> Goal of the exercise
Pick out each line of the records that includes the string "icon", and copy it.
[Start of section]
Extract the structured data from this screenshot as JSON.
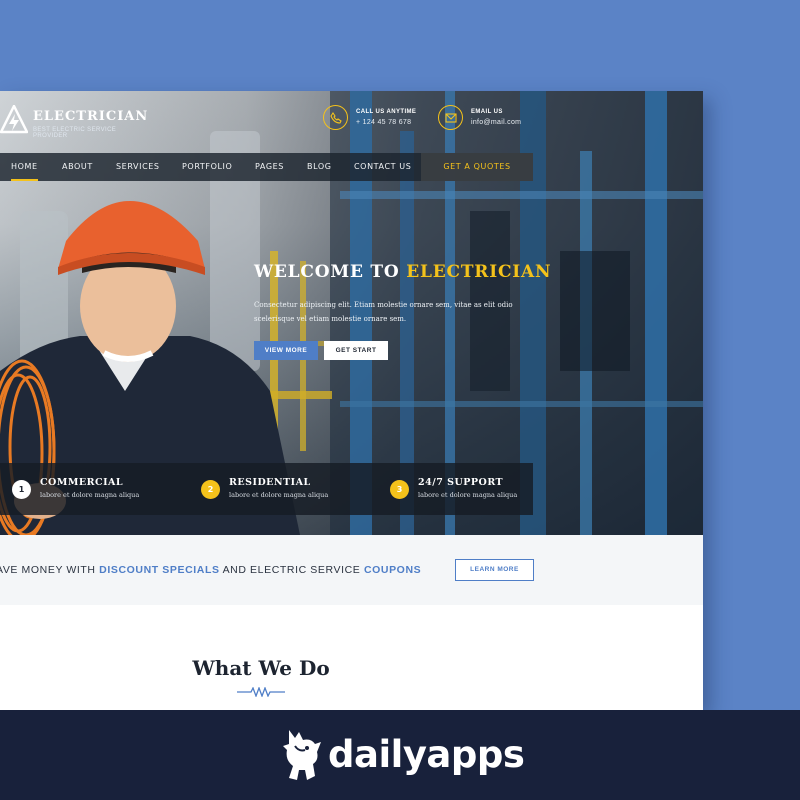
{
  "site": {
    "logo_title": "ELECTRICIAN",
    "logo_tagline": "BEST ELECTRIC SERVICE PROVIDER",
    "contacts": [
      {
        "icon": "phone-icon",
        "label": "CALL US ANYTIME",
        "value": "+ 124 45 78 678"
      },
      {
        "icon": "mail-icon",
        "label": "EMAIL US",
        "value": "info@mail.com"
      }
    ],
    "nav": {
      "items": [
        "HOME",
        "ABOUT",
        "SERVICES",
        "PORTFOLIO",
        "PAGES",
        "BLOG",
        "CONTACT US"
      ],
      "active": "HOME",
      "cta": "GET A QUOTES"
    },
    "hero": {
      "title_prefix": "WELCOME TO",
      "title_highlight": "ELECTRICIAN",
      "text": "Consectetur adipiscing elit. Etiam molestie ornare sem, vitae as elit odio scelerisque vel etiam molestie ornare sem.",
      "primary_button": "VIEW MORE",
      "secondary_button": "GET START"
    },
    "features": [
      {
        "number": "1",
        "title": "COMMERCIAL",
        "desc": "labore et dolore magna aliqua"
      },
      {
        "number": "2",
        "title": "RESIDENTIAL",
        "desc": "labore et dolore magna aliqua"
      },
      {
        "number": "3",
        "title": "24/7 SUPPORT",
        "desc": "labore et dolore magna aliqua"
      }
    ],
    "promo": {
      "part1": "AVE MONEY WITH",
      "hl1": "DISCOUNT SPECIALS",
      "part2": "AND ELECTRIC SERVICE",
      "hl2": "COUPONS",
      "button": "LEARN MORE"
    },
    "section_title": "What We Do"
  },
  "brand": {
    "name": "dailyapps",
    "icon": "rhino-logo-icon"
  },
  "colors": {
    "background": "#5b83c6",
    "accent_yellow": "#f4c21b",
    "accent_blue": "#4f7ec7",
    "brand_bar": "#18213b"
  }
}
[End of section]
> Solution below
        "icon": "phone-icon",
        "icon": "mail-icon",
    "icon": "rhino-logo-icon"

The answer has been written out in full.